The animation is beautiful, every nuanced glimmer of sunshine on a wave and fiber of Maui’s mane perfect in detail. The music is a stand-out too, with a score by Mark Mancina (Tarzan) and songs by Lin-Manuel Miranda (Broadway’s Hamilton) and Opataia Foa’i. Songs “How Far I’ll Go” and “We Know the Way” deserve some Oscar consideration.
The story is both typical and atypical Disney all at once: a young hero on a journey to save her loved ones, but infused with Pacific Island culture and legend. As such, there is quite a bit of spiritual animism in play, and younger viewers could be disturbed by a couple of frightening scenes. The character of demigod Maui (voiced by Dwayne Johnson) is of particular note as we watch him grow from self-absorbed to selfless. However, foster/adoptive parents should be aware that his backstory could be problematic or a trigger for some kids.
It struggles at times in it tone, whether it wants to be clever or classic in its tone.Most of the time, it balances this bioolarism well, but there are moments where it staggers. While Moana is an entirely likable character, she doesn’t bring anything new to the table that we haven’t seen in other Disney princesses, minus her ethnicity. Overall, I prefer Zootopia, but I think I like it more than Frozen.
The message here is about the capacity and beauty of change, and more importantly, trying something new even when we are afraid it won’t work out. We are our worst enemy when we let fear isolate us like an island. The stormy waves may tower above us but the is always a way through if we wait it out. No one is perfect in Moana, not even the heroine, but everyone grows. Here we get to see stone hearts melt and stolen hearts returned.

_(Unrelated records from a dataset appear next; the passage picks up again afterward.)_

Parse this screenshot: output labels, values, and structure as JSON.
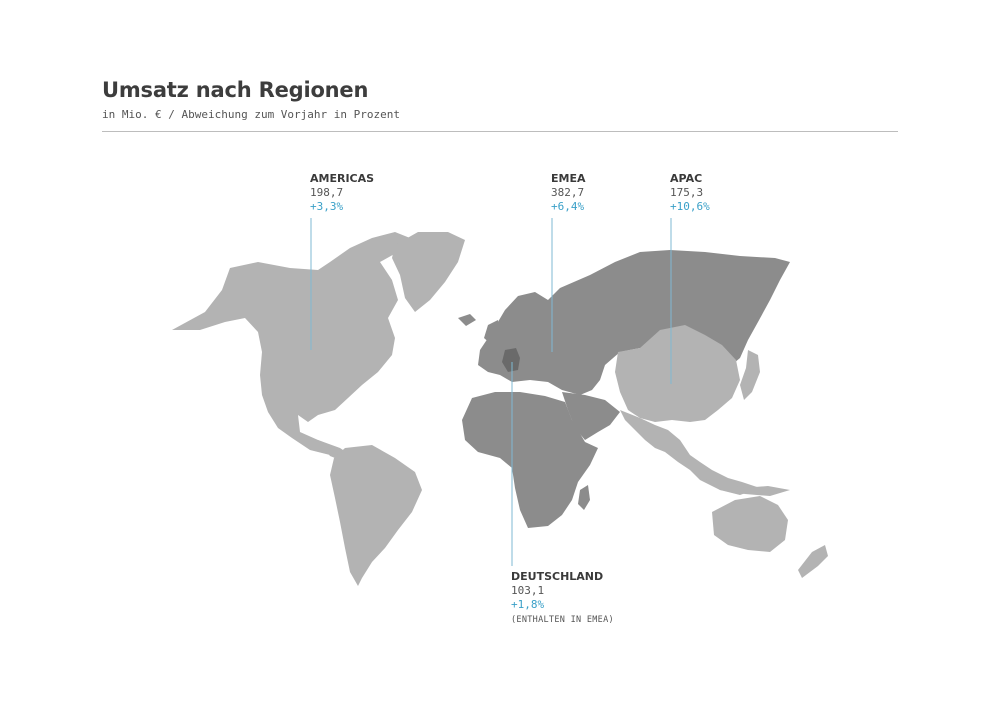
{
  "header": {
    "title": "Umsatz nach Regionen",
    "subtitle": "in Mio. € / Abweichung zum Vorjahr in Prozent"
  },
  "colors": {
    "americas_fill": "#b3b3b3",
    "emea_fill": "#8c8c8c",
    "apac_fill": "#8c8c8c",
    "china_fill": "#b3b3b3",
    "germany_fill": "#6a6a6a",
    "accent": "#3aa0c8",
    "leader_line": "#7fb9d3"
  },
  "regions": {
    "americas": {
      "name": "AMERICAS",
      "value": "198,7",
      "change": "+3,3%"
    },
    "emea": {
      "name": "EMEA",
      "value": "382,7",
      "change": "+6,4%"
    },
    "apac": {
      "name": "APAC",
      "value": "175,3",
      "change": "+10,6%"
    },
    "germany": {
      "name": "DEUTSCHLAND",
      "value": "103,1",
      "change": "+1,8%",
      "note": "(ENTHALTEN IN EMEA)"
    }
  }
}
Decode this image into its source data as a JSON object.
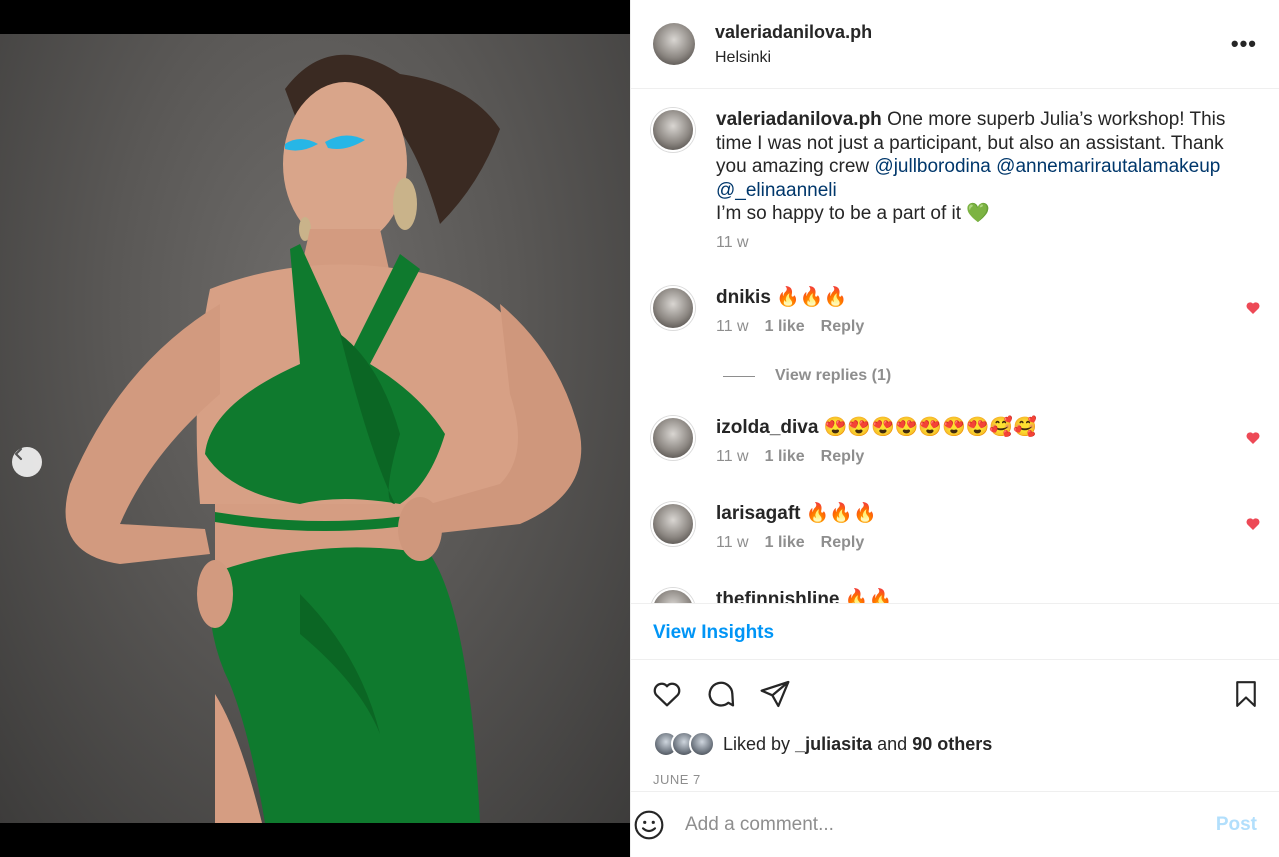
{
  "header": {
    "username": "valeriadanilova.ph",
    "location": "Helsinki",
    "more_icon": "more-horizontal-icon",
    "more_glyph": "•••"
  },
  "caption": {
    "username": "valeriadanilova.ph",
    "text": "One more superb Julia’s workshop! This time I was not just a participant, but also an assistant. Thank you amazing crew",
    "mentions": [
      "@jullborodina",
      "@annemarirautalamakeup",
      "@_elinaanneli"
    ],
    "line2": "I’m so happy to be a part of it 💚",
    "time": "11 w"
  },
  "comments": [
    {
      "username": "dnikis",
      "text": "🔥🔥🔥",
      "time": "11 w",
      "likes": "1 like",
      "reply": "Reply"
    },
    {
      "username": "izolda_diva",
      "text": "😍😍😍😍😍😍😍🥰🥰",
      "time": "11 w",
      "likes": "1 like",
      "reply": "Reply"
    },
    {
      "username": "larisagaft",
      "text": "🔥🔥🔥",
      "time": "11 w",
      "likes": "1 like",
      "reply": "Reply"
    },
    {
      "username": "thefinnishline",
      "text": "🔥🔥",
      "time": "",
      "likes": "",
      "reply": ""
    }
  ],
  "view_replies": "View replies (1)",
  "insights_label": "View Insights",
  "likes": {
    "prefix": "Liked by",
    "user": "_juliasita",
    "mid": "and",
    "others": "90 others"
  },
  "date": "JUNE 7",
  "add_comment": {
    "placeholder": "Add a comment...",
    "post_label": "Post"
  },
  "colors": {
    "link": "#0095f6",
    "mention": "#00376b",
    "heart": "#ed4956",
    "muted": "#8e8e8e",
    "dress": "#0f7a2e"
  },
  "carousel": {
    "slides": 3,
    "active": 3
  }
}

And I think it’s a valuable lesson for us all to remember we don’t have to be perfect, and that we don’t always have to fight in order to win.